Again, Christianity may be intended for all mankind; but in practice we see that a principle of selection is, and must be, at work. he call may come to every man; but every man may not choose to receive it. God will make no man a Christian against his will; and where there is hardness of heart, or an over-fondness of pleasure, or a character weakened by careless living or absorption in the cares of this world, may it not easily happen that the Word is crushed, or withered, or made unfruitful?

So we see everywhere in the Gospels this unavoidable selection of men. Christ is perpetually choosing---choosing for His disciples those who are willing to hear and to obey the call. In the very first portrait given of Him, He is represented with a winnowing fan, separating the wheat from the chaff. He does not indeed seem to have ever expected that we would be welcomed by the world at large, or that at His coming He would find His faith triumphant upon the earth.

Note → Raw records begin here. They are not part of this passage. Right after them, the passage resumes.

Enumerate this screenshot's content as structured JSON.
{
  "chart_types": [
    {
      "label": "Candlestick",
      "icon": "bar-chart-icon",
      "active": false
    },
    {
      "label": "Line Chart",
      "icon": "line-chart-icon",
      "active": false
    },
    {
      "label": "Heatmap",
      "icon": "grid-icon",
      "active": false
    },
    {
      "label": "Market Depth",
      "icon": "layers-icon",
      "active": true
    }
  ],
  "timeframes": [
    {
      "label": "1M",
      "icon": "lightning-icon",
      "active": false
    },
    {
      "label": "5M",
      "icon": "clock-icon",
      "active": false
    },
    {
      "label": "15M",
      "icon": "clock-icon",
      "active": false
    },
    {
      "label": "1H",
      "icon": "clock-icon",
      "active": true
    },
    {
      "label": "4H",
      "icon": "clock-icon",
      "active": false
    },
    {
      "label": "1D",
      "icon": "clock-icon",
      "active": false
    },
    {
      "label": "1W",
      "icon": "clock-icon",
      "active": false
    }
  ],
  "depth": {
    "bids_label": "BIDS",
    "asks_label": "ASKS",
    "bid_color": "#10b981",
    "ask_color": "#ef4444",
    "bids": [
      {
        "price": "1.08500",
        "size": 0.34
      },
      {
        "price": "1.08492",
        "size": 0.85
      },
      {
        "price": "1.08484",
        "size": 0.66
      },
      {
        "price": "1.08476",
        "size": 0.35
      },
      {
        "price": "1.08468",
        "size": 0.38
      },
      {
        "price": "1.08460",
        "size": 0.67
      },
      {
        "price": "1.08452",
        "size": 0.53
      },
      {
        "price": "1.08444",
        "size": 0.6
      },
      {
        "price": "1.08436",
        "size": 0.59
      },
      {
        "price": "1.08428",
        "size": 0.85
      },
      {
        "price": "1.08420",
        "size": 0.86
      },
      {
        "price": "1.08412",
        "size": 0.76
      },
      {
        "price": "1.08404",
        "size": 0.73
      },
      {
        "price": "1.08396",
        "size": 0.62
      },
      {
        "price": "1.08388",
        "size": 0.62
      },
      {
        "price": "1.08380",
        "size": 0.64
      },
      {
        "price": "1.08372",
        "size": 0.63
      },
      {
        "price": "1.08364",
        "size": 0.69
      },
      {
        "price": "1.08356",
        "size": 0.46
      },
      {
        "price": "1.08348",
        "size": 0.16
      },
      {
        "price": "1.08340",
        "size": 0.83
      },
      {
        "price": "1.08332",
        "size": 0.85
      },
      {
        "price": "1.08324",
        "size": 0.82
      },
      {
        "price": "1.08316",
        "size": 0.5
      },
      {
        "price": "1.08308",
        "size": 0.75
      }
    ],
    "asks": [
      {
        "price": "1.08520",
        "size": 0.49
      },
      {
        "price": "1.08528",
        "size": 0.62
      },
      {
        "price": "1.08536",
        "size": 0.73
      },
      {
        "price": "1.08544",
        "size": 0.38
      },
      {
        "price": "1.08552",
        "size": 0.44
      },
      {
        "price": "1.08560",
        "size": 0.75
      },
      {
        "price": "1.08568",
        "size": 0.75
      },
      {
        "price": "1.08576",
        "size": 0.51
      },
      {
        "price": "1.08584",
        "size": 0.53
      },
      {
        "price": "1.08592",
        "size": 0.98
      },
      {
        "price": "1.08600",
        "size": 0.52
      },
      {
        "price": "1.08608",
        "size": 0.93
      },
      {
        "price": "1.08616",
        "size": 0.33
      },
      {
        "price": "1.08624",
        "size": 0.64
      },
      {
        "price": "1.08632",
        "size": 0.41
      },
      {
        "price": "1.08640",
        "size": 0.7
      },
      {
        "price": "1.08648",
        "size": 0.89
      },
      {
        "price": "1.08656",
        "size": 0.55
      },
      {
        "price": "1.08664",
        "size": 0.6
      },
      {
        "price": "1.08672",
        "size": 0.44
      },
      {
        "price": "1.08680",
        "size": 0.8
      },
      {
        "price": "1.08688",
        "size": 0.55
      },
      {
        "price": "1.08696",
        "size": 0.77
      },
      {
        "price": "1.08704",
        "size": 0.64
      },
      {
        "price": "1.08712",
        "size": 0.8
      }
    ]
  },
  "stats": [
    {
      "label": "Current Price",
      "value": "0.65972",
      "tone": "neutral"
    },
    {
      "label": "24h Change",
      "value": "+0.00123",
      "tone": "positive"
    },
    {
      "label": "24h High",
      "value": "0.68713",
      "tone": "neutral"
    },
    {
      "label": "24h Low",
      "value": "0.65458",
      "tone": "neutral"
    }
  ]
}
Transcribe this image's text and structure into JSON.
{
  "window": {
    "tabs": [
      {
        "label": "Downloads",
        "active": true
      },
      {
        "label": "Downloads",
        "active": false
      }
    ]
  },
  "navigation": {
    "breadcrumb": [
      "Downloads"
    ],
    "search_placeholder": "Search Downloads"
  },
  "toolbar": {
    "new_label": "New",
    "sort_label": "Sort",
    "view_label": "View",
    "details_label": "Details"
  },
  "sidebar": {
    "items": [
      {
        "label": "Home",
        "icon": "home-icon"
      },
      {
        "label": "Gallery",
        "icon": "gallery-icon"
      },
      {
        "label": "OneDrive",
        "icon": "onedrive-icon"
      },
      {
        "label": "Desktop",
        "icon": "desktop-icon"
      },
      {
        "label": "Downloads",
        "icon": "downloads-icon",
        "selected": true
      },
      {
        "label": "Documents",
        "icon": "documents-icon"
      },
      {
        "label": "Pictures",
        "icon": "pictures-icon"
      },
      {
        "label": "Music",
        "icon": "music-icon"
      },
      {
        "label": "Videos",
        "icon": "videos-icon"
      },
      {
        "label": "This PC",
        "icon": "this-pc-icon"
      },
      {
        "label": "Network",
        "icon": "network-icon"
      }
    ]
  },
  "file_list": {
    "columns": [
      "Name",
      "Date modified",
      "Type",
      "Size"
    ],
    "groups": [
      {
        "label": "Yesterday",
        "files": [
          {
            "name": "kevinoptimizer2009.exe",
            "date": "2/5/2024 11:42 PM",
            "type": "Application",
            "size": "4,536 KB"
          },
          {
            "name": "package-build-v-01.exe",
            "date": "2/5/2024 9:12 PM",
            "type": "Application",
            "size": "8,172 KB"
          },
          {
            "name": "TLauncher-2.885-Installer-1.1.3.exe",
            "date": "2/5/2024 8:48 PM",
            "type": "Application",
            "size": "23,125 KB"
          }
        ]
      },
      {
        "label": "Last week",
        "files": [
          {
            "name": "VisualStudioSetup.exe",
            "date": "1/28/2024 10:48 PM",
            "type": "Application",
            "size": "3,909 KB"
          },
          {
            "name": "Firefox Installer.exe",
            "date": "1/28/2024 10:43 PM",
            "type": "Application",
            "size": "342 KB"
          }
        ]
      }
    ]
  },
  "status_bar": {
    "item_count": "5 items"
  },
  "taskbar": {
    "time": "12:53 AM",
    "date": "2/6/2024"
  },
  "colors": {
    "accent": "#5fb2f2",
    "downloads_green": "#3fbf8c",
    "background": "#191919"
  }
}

Christ never expected, or taught His disciples to expect, that His teaching would meet wide acceptance or exercise political influence. 'The world'---organized human society---was the enemy, and was to continue the enemy. His message, He foresaw, would be scorned and rejected by the majority; and those who preached it were to expect persecution. This warning is repeated so often in the Gospels that it would be superfluous to give quotations. He made it quite plain that the big battalions are never likely to be gathered before the narrow gate.

Christ regarded His church as a small society intended to act upon the world about it with a definite influence; comparing it now with the leaven which modifies the surrounding substance, now with the lamp which shines far out into the surrounding darkness. And if this is what He wished Christianity to be and to do, who can deny that He has been and is being successful? The Church has so far transformed the world that, even now, after these few brief centuries have passed, the whole fabric of modern civilization is, partly in practice and still more in theory, built upon Christian principles; and there is no man living who would be what he is today if Christ had never trod this earth. In this sense we may say that, by a secret power and a subtle and pervasive influence, men have been compelled to own His sovereignty, to respond to His call, and to believe the 'report' of those who have preached in His name.

In Christ, timothy. maranatha